Anxiety is a normal and expected response to a threat. It’s what helps you notice danger and keeps you safe until a threat passes. Threats are not just about physical safety. Threats can include conflict at home, deadlines or expectations at school, or fitting in with social groups.
Some anxiety is necessary, even helpful. It’s what motivates people to take action or work hard to meet a goal. However, too much anxiety or anxiety that feels out of control can take a toll on health and well-being.
Anxiety is the most common mental health problem in young people. About 3% of Canadian children or youth experience an anxiety disorder. Yet anxiety may be dismissed in young people because they are still learning about the world and are naturally a little more anxious than most adults. Even if the worries or fears seem small from an adult perspective, those feelings are very real for the young person.
When is Anxiety a Problem?
Anxiety might be a problem when it is stronger than you’d expect, lasts much longer than you’d expect, or comes up often or feels out of control. It can cause problems with sleep or appetite, disrupt schoolwork or learning, and create other challenges. These anxiety problems show that someone might need help learning to cope with anxiety. Unhelpful anxiety can be harmful even when it doesn’t meet the criteria of an anxiety disorder, so any young person who experiences unhelpful anxiety may see the benefits of mental health help and support.
What is an Anxiety Disorder?
Anxiety disorders are a group of mental illnesses involving excessive anxiety. Anxiety disorders
can be very difficult, yet they aren’t always taken seriously. Anxiety problems that start in childhood may get worse over time. Even when anxiety problems appear to clear up on their own, people who experienced anxiety problems in childhood are more likely to experience an anxiety disorder later in life. Early treatment and support not only help children and teens get back to their usual lives, they build resiliency and teach skills that can last a lifetime.
Here are anxiety disorders that young people may experience:
- Generalized anxiety disorder—Excessive worry that comes up often and is difficult to control.
- Panic disorder—Recurring panic attacks and fears about having more panic attacks. (A panic attack is a period of sudden, intense fear that peaks quickly.)
- Agoraphobia—An intense fear of having a panic attack outside the home and being unable to leave or escape, leading to avoidance of spaces like school, public transportation, or large crowds.
- Phobias—Intense and unrealistic fears of a specific object, situation, or event.
- Social phobia or social anxiety disorder—An intense fear of social situations.
- Separation anxiety disorder—Extreme anxiety when separated or expecting to be separated from parents or caregivers.
- Selective mutism—Consistently refusing to speak in specific situations.
Common Signs of Anxiety Problems
- Refusing to go to school, participate in other activities, or see friends
- Difficulties at school, like problems concentrating or speaking in class
- Becoming very upset when parents or caregivers leave
- Often seeking reassurance that everything will be okay
- Avoiding specific things, like dogs, or situations, like large crowds
- Becoming very upset over minor problems or conflicts
- Expressing a lot of concerns or asking a lot of “What if…?” questions
- Difficulties sleeping well or eating well
- Physical complaints like stomach aches, headaches, shakiness, or dizziness
- Having panic attacks more than occasionally
Some of these signs are not unique to anxiety disorders.
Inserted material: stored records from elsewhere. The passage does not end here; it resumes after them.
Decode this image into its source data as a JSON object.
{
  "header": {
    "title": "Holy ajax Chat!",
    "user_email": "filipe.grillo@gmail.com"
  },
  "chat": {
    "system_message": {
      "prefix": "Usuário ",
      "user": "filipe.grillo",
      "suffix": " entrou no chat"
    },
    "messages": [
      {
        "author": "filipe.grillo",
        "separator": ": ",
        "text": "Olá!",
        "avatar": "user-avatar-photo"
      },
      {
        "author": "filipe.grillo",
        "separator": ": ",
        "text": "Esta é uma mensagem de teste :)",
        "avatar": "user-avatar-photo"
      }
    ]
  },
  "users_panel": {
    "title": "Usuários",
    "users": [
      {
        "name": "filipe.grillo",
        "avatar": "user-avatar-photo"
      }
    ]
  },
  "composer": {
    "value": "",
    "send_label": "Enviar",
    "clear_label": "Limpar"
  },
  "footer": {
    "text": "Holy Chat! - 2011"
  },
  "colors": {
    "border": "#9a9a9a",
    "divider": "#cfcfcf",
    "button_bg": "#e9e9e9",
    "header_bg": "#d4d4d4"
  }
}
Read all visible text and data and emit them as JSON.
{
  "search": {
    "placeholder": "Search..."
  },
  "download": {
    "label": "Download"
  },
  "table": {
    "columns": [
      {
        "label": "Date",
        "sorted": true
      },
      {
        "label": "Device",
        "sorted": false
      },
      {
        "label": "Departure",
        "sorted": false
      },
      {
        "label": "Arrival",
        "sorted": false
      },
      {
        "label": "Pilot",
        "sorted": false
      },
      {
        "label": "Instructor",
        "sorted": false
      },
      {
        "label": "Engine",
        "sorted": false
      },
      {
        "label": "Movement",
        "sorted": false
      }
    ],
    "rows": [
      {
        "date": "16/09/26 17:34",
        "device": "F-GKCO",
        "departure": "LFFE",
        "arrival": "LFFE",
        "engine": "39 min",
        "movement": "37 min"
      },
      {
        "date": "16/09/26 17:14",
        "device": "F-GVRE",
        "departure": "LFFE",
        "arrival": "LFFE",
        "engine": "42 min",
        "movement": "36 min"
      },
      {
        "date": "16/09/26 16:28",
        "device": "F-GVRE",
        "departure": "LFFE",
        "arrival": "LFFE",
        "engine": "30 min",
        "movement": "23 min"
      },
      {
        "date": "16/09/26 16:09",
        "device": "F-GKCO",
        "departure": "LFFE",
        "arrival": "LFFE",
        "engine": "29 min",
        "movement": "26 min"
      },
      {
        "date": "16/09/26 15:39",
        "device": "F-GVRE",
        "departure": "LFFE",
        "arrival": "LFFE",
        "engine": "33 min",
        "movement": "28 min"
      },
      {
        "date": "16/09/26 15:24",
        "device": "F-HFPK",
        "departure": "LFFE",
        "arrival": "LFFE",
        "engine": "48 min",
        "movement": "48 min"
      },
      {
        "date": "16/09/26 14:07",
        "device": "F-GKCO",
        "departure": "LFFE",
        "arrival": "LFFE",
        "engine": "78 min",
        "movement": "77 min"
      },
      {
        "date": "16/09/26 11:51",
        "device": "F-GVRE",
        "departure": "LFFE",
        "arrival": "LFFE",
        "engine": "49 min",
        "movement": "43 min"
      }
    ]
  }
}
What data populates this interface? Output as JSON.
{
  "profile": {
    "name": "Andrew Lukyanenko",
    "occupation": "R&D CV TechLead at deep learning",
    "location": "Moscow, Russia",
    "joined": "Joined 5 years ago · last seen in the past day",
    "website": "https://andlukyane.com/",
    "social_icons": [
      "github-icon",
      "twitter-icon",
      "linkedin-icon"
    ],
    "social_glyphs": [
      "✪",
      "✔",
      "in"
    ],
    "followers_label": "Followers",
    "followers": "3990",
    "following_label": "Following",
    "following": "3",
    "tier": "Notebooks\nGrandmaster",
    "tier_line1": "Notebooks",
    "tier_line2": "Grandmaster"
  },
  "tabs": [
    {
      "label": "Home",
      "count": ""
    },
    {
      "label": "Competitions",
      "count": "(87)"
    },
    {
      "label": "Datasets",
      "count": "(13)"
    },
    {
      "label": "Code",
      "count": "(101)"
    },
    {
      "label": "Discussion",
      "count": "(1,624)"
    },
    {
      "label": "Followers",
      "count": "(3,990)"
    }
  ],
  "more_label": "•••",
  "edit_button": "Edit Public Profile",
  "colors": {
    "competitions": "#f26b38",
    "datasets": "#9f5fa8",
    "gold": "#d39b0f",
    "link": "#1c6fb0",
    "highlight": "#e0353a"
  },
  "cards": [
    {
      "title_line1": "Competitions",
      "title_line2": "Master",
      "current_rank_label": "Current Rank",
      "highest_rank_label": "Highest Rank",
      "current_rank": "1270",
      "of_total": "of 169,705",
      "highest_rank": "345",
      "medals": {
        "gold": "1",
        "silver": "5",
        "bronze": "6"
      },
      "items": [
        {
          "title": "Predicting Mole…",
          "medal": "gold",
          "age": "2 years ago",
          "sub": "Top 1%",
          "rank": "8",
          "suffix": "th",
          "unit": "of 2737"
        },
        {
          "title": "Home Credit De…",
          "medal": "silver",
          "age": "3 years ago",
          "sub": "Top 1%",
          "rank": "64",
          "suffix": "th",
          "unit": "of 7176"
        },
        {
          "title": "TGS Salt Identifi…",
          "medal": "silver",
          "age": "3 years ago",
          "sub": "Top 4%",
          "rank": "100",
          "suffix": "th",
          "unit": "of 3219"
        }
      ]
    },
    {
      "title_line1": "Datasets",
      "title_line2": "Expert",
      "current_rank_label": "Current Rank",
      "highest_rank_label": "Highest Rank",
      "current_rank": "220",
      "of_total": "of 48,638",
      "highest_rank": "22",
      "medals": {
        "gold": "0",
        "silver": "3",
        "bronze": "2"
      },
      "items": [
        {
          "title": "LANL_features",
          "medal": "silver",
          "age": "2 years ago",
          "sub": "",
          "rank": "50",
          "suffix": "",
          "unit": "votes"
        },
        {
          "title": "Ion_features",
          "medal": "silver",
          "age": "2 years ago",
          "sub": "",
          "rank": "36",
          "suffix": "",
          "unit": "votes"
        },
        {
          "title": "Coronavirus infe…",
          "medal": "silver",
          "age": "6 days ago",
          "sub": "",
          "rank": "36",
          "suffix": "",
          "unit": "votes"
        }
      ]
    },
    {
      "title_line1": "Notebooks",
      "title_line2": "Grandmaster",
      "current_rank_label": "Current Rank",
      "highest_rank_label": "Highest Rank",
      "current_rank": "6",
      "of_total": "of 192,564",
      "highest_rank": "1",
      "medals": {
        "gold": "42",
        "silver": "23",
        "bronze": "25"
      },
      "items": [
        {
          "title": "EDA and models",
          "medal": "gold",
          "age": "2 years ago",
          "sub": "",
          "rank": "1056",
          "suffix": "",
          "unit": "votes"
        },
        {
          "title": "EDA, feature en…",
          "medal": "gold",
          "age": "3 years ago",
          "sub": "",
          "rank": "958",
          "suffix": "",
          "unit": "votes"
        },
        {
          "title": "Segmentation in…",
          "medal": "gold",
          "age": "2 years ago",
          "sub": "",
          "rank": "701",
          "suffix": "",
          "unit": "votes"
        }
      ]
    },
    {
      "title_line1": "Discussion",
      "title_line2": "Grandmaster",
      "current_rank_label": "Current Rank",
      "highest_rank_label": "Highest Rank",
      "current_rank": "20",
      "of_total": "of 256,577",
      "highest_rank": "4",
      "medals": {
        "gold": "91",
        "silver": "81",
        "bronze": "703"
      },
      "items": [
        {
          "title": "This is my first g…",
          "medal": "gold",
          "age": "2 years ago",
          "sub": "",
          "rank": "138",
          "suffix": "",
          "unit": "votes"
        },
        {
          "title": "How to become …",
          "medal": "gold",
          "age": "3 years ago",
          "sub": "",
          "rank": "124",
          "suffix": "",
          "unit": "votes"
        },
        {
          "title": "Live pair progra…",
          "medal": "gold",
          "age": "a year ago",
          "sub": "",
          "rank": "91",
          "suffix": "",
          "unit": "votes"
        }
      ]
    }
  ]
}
If you notice these signs, it’s a good idea to seek help from your doctor or a mental health professional.
What Can I do About It?
If you’re concerned about a young person, you can find help and support from:
Your family doctor—Family doctors are often the first place to seek help. They can also refer the young person and their family to more specialized mental health care, if needed.
A young person’s school—Schools can help young people succeed in their education. School counsellors can offer support, advice, and referrals to community resources. Some schools even offer anxiety programs, courses, or therapies.
The good news is that anxiety problems and anxiety disorders are very treatable. The goal is not to avoid all anxiety. The goal is to learn how to manage unhelpful anxiety and cope well with normal anxiety. Here are common approaches for young people:
- Self-help strategies—Self-help strategies can assist young people to build healthy routines and coping skills. This might include simple daily tasks like eating well, getting enough physical activity, taking time to relax, and building a healthy sleep routine.
- Therapy approaches—Therapies like cognitive- behavioural therapy or CBT can be a very effective way to treat and manage anxiety problems. In CBT, young people and families learn how to identify thoughts and behaviours that drive unhelpful anxiety, look at problems or situations more realistically, and begin facing feared situations using different coping skills.
- Parent and family education—When a young person experiences a problem with anxiety or an anxiety disorder, the entire family may be affected. Parent and family education teaches parents, caregivers and other family members how to respond to anxiety problems, use healthy coping behaviours at home, establish limits when anxiety behaviours cause problems, and other strategies to help everyone at home feel well.
- Medications—In some situations, medications may help. However, these may not be appropriate for all ages. Talk to your doctor to learn more.